“Young people today are taking what works from previous generations and discarding the rest,” writes Jon Dolan in a news story about a survey of Millennials by the Pivot group and Rolling Stone magazine. “And this could be their greatest strength.”

Still, billionaires are targeting Millennials to support cutting Social Security and Medicare, according to a new report, “Platinum-Plated Pensions: The Retirement Fortune of CEOs Who Want to Cut Your Social Security,” co-published by the Center for Effective Government and the Institute for Policy Studies (IPS).

IPS’ Sarah Anderson said, “The loudest calls for cutting Grandma’s benefits are coming from CEOs who will never have to worry about their own retirement security.”

The two groups examined are the Business Roundtable and a PR front group called Fix the Debt.

Business Roundtable CEOs’ corporate retirement accounts average $14.5 million – more than 1,200 times as much as the median retirement savings of U.S. workers near retirement age, The IPS shows that a retirement fund of $14.5 million, combined with Social Security, would generate a monthly retirement check for these CEOs of $88,576. That’s 69 times what a typical U.S. retiree can expect to receive, IPS says.

Meanwhile, the Center for American Progress (CAP) lists a few reasons why Millennials should support strengthening Social Security – whose average Social Security benefit is $1,269 a month -- instead of weakening or killing it.

Social Security is a family program. Nearly one-third of Social Security beneficiaries are not retirees and currently 3.5 million Millennials are receiving benefits.

Millennials will likely rely on Social Security more than previous generations. Before, retirement was based on personal savings, a work pension and Social Security benefits. With attacks on labor and pensions, plus a struggling economy, traditional pensions are rare and saving is a chore.

CAP says, “The increasingly inadequate private retirement system could mean that Social Security is the only source of income for many Millennials when they become too old to work.”

Social Security is safe. CAP says, “Since its inception, Social Security has never missed a check. It is a stable, self-funded system that will continue indefinitely as long as workers and employers are paying into the program and Washington doesn’t cut it.”

Social Security eases the financial burden on seniors’ families. Social Security gives seniors more independence for themselves – and for their adult children.

The nation can invest in young people and also improve Social Security. CAP notes, “Many of the same people who want to cut Social Security benefits are the same people who want to cut investment in children, education and the young.
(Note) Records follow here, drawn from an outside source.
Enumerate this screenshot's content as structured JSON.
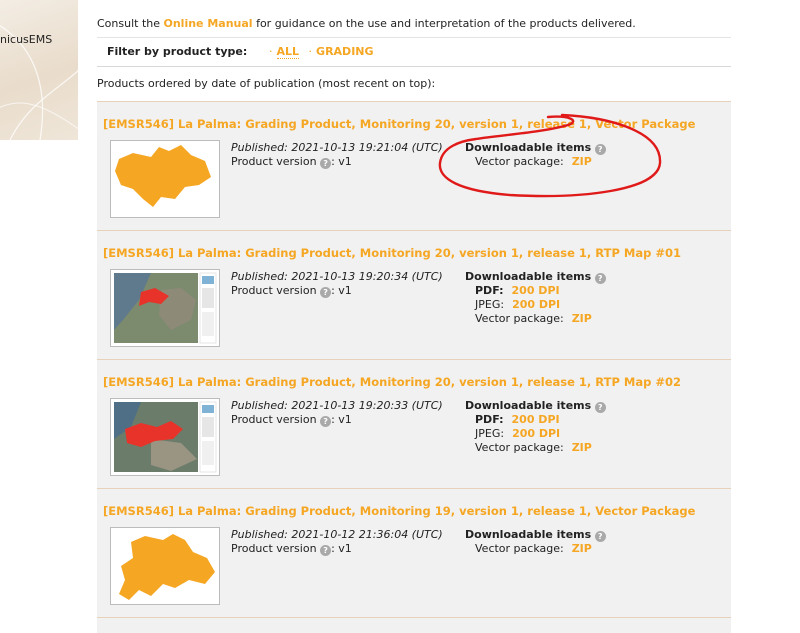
{
  "sidebar": {
    "label": "nicusEMS"
  },
  "intro": {
    "before": "Consult the ",
    "link": "Online Manual",
    "after": " for guidance on the use and interpretation of the products delivered."
  },
  "filter": {
    "label": "Filter by product type:",
    "options": [
      {
        "label": "ALL",
        "active": true
      },
      {
        "label": "GRADING",
        "active": false
      }
    ]
  },
  "order_note": "Products ordered by date of publication (most recent on top):",
  "labels": {
    "published": "Published:",
    "product_version": "Product version",
    "downloadable": "Downloadable items",
    "vector_package": "Vector package:",
    "pdf": "PDF:",
    "jpeg": "JPEG:",
    "help": "?"
  },
  "products": [
    {
      "title": "[EMSR546] La Palma: Grading Product, Monitoring 20, version 1, release 1, Vector Package",
      "published": "2021-10-13 19:21:04 (UTC)",
      "version": ": v1",
      "downloads": {
        "vector": "ZIP"
      }
    },
    {
      "title": "[EMSR546] La Palma: Grading Product, Monitoring 20, version 1, release 1, RTP Map #01",
      "published": "2021-10-13 19:20:34 (UTC)",
      "version": ": v1",
      "downloads": {
        "pdf": "200 DPI",
        "jpeg": "200 DPI",
        "vector": "ZIP"
      }
    },
    {
      "title": "[EMSR546] La Palma: Grading Product, Monitoring 20, version 1, release 1, RTP Map #02",
      "published": "2021-10-13 19:20:33 (UTC)",
      "version": ": v1",
      "downloads": {
        "pdf": "200 DPI",
        "jpeg": "200 DPI",
        "vector": "ZIP"
      }
    },
    {
      "title": "[EMSR546] La Palma: Grading Product, Monitoring 19, version 1, release 1, Vector Package",
      "published": "2021-10-12 21:36:04 (UTC)",
      "version": ": v1",
      "downloads": {
        "vector": "ZIP"
      }
    }
  ],
  "colors": {
    "accent": "#f5a623",
    "annotation": "#e01919",
    "map_red": "#e8332a"
  }
}
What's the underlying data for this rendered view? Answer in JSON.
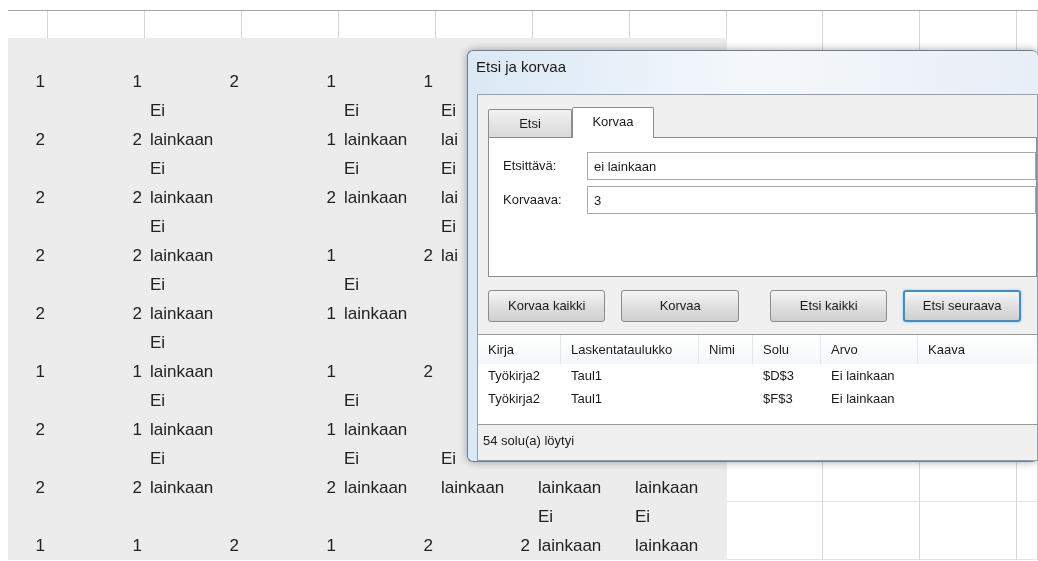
{
  "sheet": {
    "rows": [
      [
        {
          "value": "1",
          "kind": "number"
        },
        {
          "value": "1",
          "kind": "number"
        },
        {
          "value": "2",
          "kind": "number"
        },
        {
          "value": "1",
          "kind": "number"
        },
        {
          "value": "1",
          "kind": "number"
        }
      ],
      [
        {
          "value": "2",
          "kind": "number"
        },
        {
          "value": "2",
          "kind": "number"
        },
        {
          "value": "Ei lainkaan",
          "kind": "text"
        },
        {
          "value": "1",
          "kind": "number"
        },
        {
          "value": "Ei lainkaan",
          "kind": "text"
        },
        {
          "value": "Ei lai",
          "kind": "text"
        }
      ],
      [
        {
          "value": "2",
          "kind": "number"
        },
        {
          "value": "2",
          "kind": "number"
        },
        {
          "value": "Ei lainkaan",
          "kind": "text"
        },
        {
          "value": "2",
          "kind": "number"
        },
        {
          "value": "Ei lainkaan",
          "kind": "text"
        },
        {
          "value": "Ei lai",
          "kind": "text"
        }
      ],
      [
        {
          "value": "2",
          "kind": "number"
        },
        {
          "value": "2",
          "kind": "number"
        },
        {
          "value": "Ei lainkaan",
          "kind": "text"
        },
        {
          "value": "1",
          "kind": "number"
        },
        {
          "value": "2",
          "kind": "number"
        },
        {
          "value": "Ei lai",
          "kind": "text"
        }
      ],
      [
        {
          "value": "2",
          "kind": "number"
        },
        {
          "value": "2",
          "kind": "number"
        },
        {
          "value": "Ei lainkaan",
          "kind": "text"
        },
        {
          "value": "1",
          "kind": "number"
        },
        {
          "value": "Ei lainkaan",
          "kind": "text"
        }
      ],
      [
        {
          "value": "1",
          "kind": "number"
        },
        {
          "value": "1",
          "kind": "number"
        },
        {
          "value": "Ei lainkaan",
          "kind": "text"
        },
        {
          "value": "1",
          "kind": "number"
        },
        {
          "value": "2",
          "kind": "number"
        }
      ],
      [
        {
          "value": "2",
          "kind": "number"
        },
        {
          "value": "1",
          "kind": "number"
        },
        {
          "value": "Ei lainkaan",
          "kind": "text"
        },
        {
          "value": "1",
          "kind": "number"
        },
        {
          "value": "Ei lainkaan",
          "kind": "text"
        }
      ],
      [
        {
          "value": "2",
          "kind": "number"
        },
        {
          "value": "2",
          "kind": "number"
        },
        {
          "value": "Ei lainkaan",
          "kind": "text"
        },
        {
          "value": "2",
          "kind": "number"
        },
        {
          "value": "Ei lainkaan",
          "kind": "text"
        },
        {
          "value": "Ei lainkaan",
          "kind": "text"
        },
        {
          "value": "lainkaan",
          "kind": "text"
        },
        {
          "value": "lainkaan",
          "kind": "text"
        }
      ],
      [
        {
          "value": "1",
          "kind": "number"
        },
        {
          "value": "1",
          "kind": "number"
        },
        {
          "value": "2",
          "kind": "number"
        },
        {
          "value": "1",
          "kind": "number"
        },
        {
          "value": "2",
          "kind": "number"
        },
        {
          "value": "2",
          "kind": "number"
        },
        {
          "value": "Ei lainkaan",
          "kind": "text"
        },
        {
          "value": "Ei lainkaan",
          "kind": "text"
        }
      ]
    ]
  },
  "dialog": {
    "title": "Etsi ja korvaa",
    "tabs": [
      {
        "label": "Etsi",
        "selected": false
      },
      {
        "label": "Korvaa",
        "selected": true
      }
    ],
    "fields": [
      {
        "label": "Etsittävä:",
        "value": "ei lainkaan"
      },
      {
        "label": "Korvaava:",
        "value": "3"
      }
    ],
    "buttons": [
      {
        "label": "Korvaa kaikki",
        "default": false
      },
      {
        "label": "Korvaa",
        "default": false
      },
      {
        "label": "Etsi kaikki",
        "default": false
      },
      {
        "label": "Etsi seuraava",
        "default": true
      }
    ],
    "results": {
      "columns": [
        "Kirja",
        "Laskentataulukko",
        "Nimi",
        "Solu",
        "Arvo",
        "Kaava"
      ],
      "rows": [
        [
          "Työkirja2",
          "Taul1",
          null,
          "$D$3",
          "Ei lainkaan",
          null
        ],
        [
          "Työkirja2",
          "Taul1",
          null,
          "$F$3",
          "Ei lainkaan",
          null
        ]
      ]
    },
    "status_bar": "54 solu(a) löytyi"
  }
}
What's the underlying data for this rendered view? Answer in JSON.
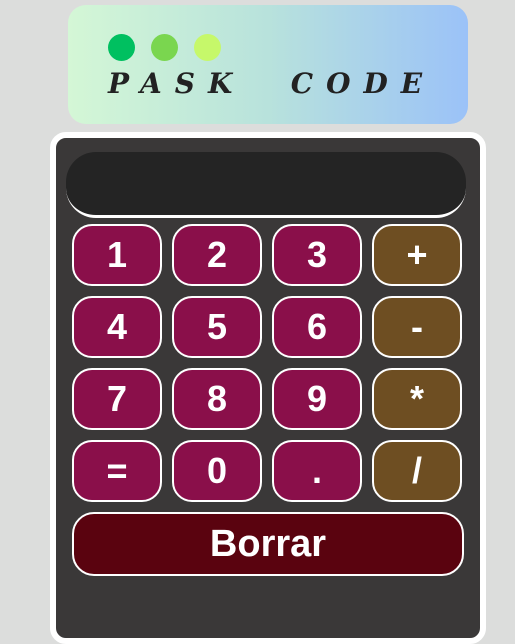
{
  "header": {
    "brand": "PASK  CODE",
    "dot_colors": [
      "#00c060",
      "#7ad64f",
      "#c6f86a"
    ]
  },
  "display": {
    "value": ""
  },
  "keypad": {
    "keys": [
      {
        "label": "1",
        "kind": "num",
        "name": "key-1"
      },
      {
        "label": "2",
        "kind": "num",
        "name": "key-2"
      },
      {
        "label": "3",
        "kind": "num",
        "name": "key-3"
      },
      {
        "label": "+",
        "kind": "op",
        "name": "key-plus"
      },
      {
        "label": "4",
        "kind": "num",
        "name": "key-4"
      },
      {
        "label": "5",
        "kind": "num",
        "name": "key-5"
      },
      {
        "label": "6",
        "kind": "num",
        "name": "key-6"
      },
      {
        "label": "-",
        "kind": "op",
        "name": "key-minus"
      },
      {
        "label": "7",
        "kind": "num",
        "name": "key-7"
      },
      {
        "label": "8",
        "kind": "num",
        "name": "key-8"
      },
      {
        "label": "9",
        "kind": "num",
        "name": "key-9"
      },
      {
        "label": "*",
        "kind": "op",
        "name": "key-multiply"
      },
      {
        "label": "=",
        "kind": "num",
        "name": "key-equals"
      },
      {
        "label": "0",
        "kind": "num",
        "name": "key-0"
      },
      {
        "label": ".",
        "kind": "num",
        "name": "key-decimal"
      },
      {
        "label": "/",
        "kind": "op",
        "name": "key-divide"
      }
    ],
    "clear_label": "Borrar"
  },
  "colors": {
    "number_key": "#8a0f4a",
    "operator_key": "#6e4e22",
    "clear_key": "#5a030f",
    "calculator_body": "#3a3838",
    "display_bg": "#242424"
  }
}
Those investments have been steadily eroded since the ’80s, and this has nothing to do with Social Security, which is separate from the general budget. We can invest in children, education and young workers while strengthening the social insurance system that benefits all generations.”

Protecting Social Security’s future is achievable, insiders say.

“There is a way to return fairness and equity to our budget priorities,” according to a letter from Max Richtman, president and CEO of the National Committee to Preserve Social Security and Medicare, and Michael Petit, president of Every Child Matters. “A balanced approach would target cuts to low-priority programs plus add new revenues, starting with the elimination of unnecessary tax breaks for the wealthy and huge corporations. We should preserve and strengthen proven safety-net programs in the face of a rapidly aging population and make critical investments in children in order to remain competitive in a global economy.

“Throughout our history, America has never had to impoverish one generation in order to support another,” they add. “As advocates for seniors and children we know that it doesn’t have to happen today either.”  

Contact Bill at; his twice-weekly columns are archived at

The opinions expressed are not necessarily those of Tri States Public Radio or Western Illinois University.